There were vendors hawking everything from books by long-time tax protester and anti-Semite Martin “Red” Beckman and others bashing the IRS to libertarian and anti-war websites, from non-government coinage to solar panels.
Inside the LPAC convention hall, conservative granddaddy Howard Phillips, who founded the far-right Constitution Party in the 1990s, led things off and let it be known he’s not in favor of a balanced budget amendment – something a lot of other conservatives, including many in the Tea Party, are pushing. Phillips said a balanced budget amendment, with certain loopholes, would give the president too much power.
Sen. Rand Paul (R-Ky.), who was at the LPAC convention, told the audience he thought the balanced budget amendment would be a good idea. There was strong applause for the freshman senator when he talked about efforts to “audit the Fed” – demanding more disclosure about the dealings of the Federal Reserve System.
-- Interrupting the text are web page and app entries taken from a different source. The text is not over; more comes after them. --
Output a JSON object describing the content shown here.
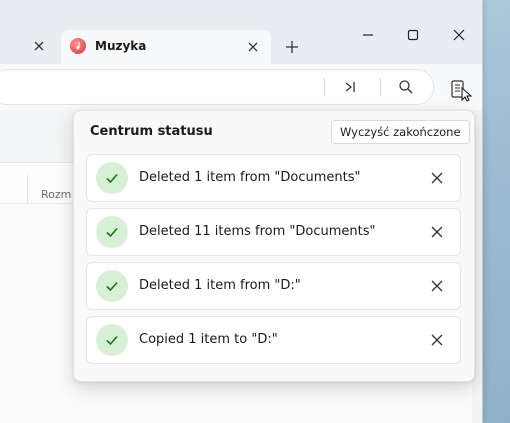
{
  "window": {
    "active_tab_title": "Muzyka"
  },
  "content": {
    "column_size_label": "Rozm"
  },
  "status_center": {
    "title": "Centrum statusu",
    "clear_button_label": "Wyczyść zakończone",
    "items": [
      {
        "text": "Deleted 1 item from \"Documents\"",
        "status": "completed"
      },
      {
        "text": "Deleted 11 items from \"Documents\"",
        "status": "completed"
      },
      {
        "text": "Deleted 1 item from \"D:\"",
        "status": "completed"
      },
      {
        "text": "Copied 1 item to \"D:\"",
        "status": "completed"
      }
    ]
  },
  "colors": {
    "success_bg": "#d7f0d5",
    "success_check": "#107c10",
    "tab_icon": "#e04e4e"
  },
  "icons": {
    "tab": "music-note-icon",
    "status": "checkmark-icon",
    "status_center_button": "status-center-icon"
  }
}
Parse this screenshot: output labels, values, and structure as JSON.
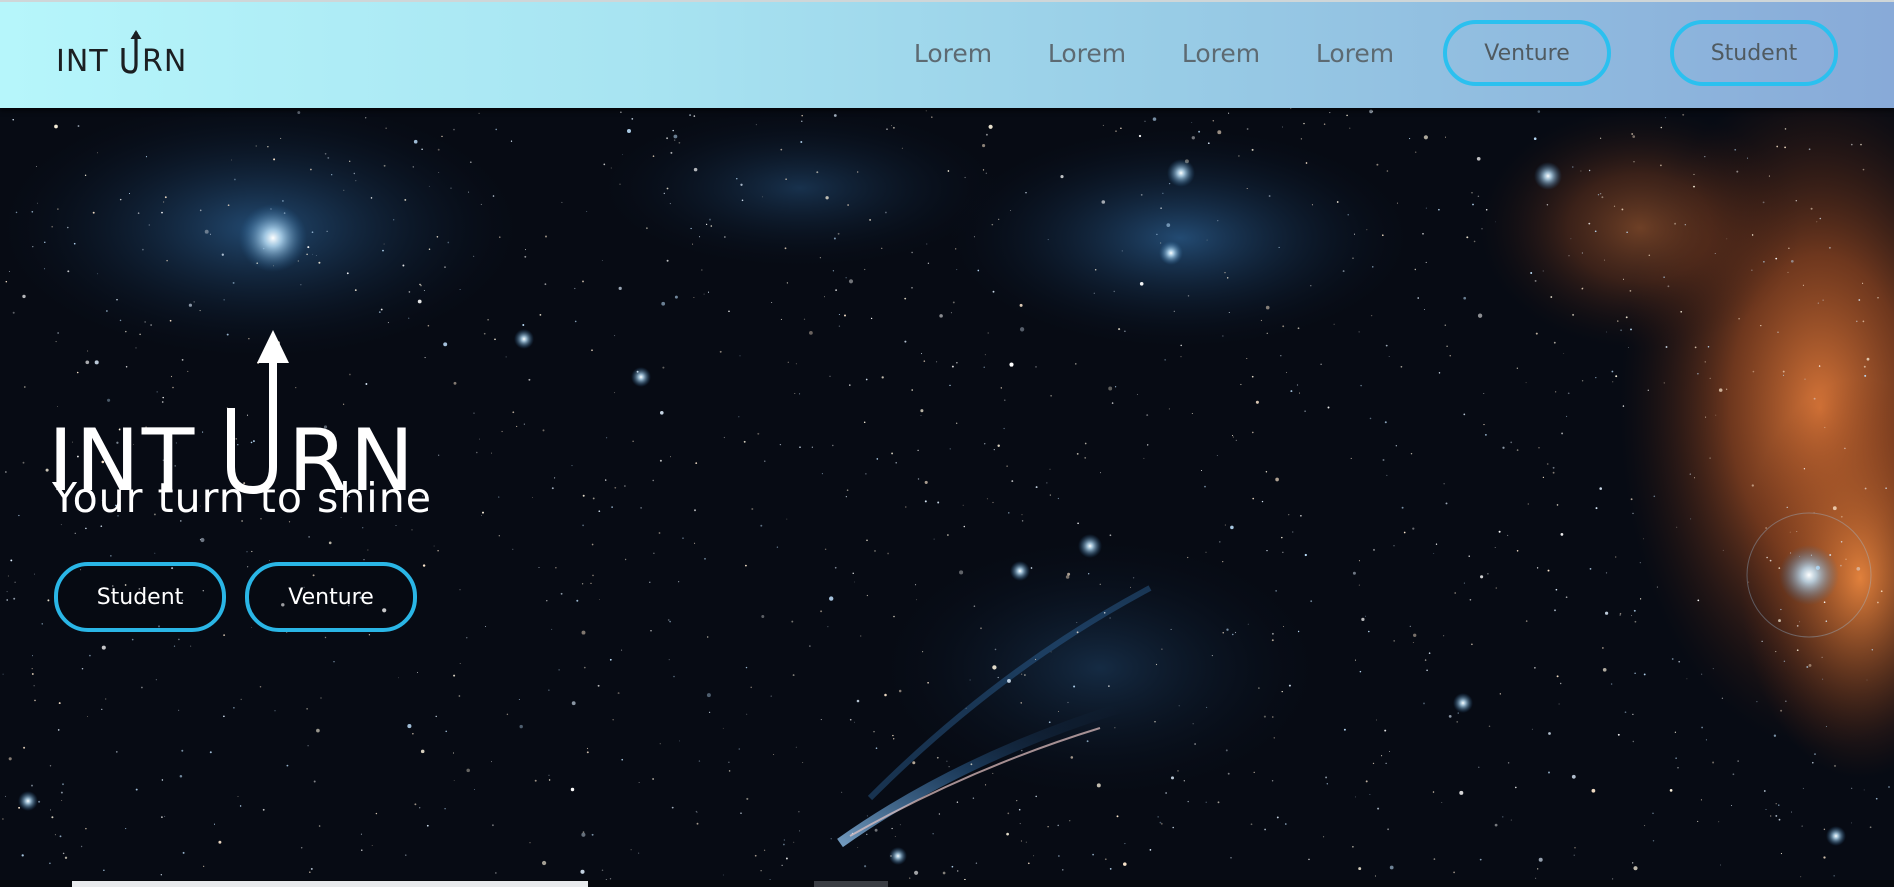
{
  "brand": {
    "logo_text": "INTURN"
  },
  "nav": {
    "links": [
      "Lorem",
      "Lorem",
      "Lorem",
      "Lorem"
    ],
    "venture_label": "Venture",
    "student_label": "Student"
  },
  "hero": {
    "logo_text": "INTURN",
    "tagline": "Your turn to shine",
    "student_label": "Student",
    "venture_label": "Venture"
  },
  "colors": {
    "accent": "#2bc0ef",
    "nav_gradient_start": "#b6f6fb",
    "nav_gradient_end": "#88aad8"
  }
}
He also talked about renewal of the Patriot Act – another hot-button issue that divides many conservatives. The federal anti-terrorism law was enacted under conservative President George W. Bush, but opposed by Sen. Paul and other conservatives, along with an assortment of liberals.
The other co-sponsor of LPAC was the “Campaign for Liberty,” whose vice president Matt Hawes told convention goers that the organization – built around the popularity of the Tea Party – now has 600,000 supporters nationwide.
“We’re not necessarily in lockstep,” Hawes said of the differences between “liberty-loving” conservatives. He said 500 to 600 attended, many apparently eager to hear Rand Paul, who both spoke to an enthusiastic audience.
The Liberty Political Action Conference billed itself as an event intended to attract “freedom activists from across the country, representing conservative, libertarian, constitutional and free-market organizations, activists and businesses.”
It also attracted Rev. Chuck Baldwin, a former Baptist minister from Florida, who moved to Flathead County Montana a year ago and started “Liberty Fellowship” – an organization the weaves together Constitutional conservatism and God.
In his various writings, Baldwin has condemned Islam as a "bloody, murderous religion" and referred to the late Martin Luther King Jr. as an apostate. He has said he believes the South was right in the Civil War — but always adds that he’s no racist. Baldwin also has said there is a “conspiracy by elitists within government and big business to steal America's independence.”
He echoed that theme at LPAC, pounding the pulpit enthusiastically.
Baldwin blasted evangelical Christian ministers who, he said, stand behind “cowardly pulpits” and refuse to use their positions to “preserve, protect and defend the Constitution of the United States.”
“Our rights don’t come from Uncle Sam,” he said in a fiery voice. “Our rights come from our Creator, God.”
Baldwin also criticized “evangelical Christians” who he labeled “warmongers” for continuing support for the Iraq and Afghanistan wars started by President George W. Bush. “The perpetual war is a tool of the globalists to enslave us,” he said, later adding, “You cannot export liberty at the point of a gun.”
He also blasted the Fed: “The Federal Reserve is a criminal cabal that needs to be dismantled.” If Chuck Baldwin was in the White House, he said, “those criminals at the Federal Reserve wouldn’t get a bailout. … [T]hey’ll be looking for a place in the big house.”
Baldwin said those who embrace ideals of the liberty should remember the Constitution and “not worry about being politically correct.”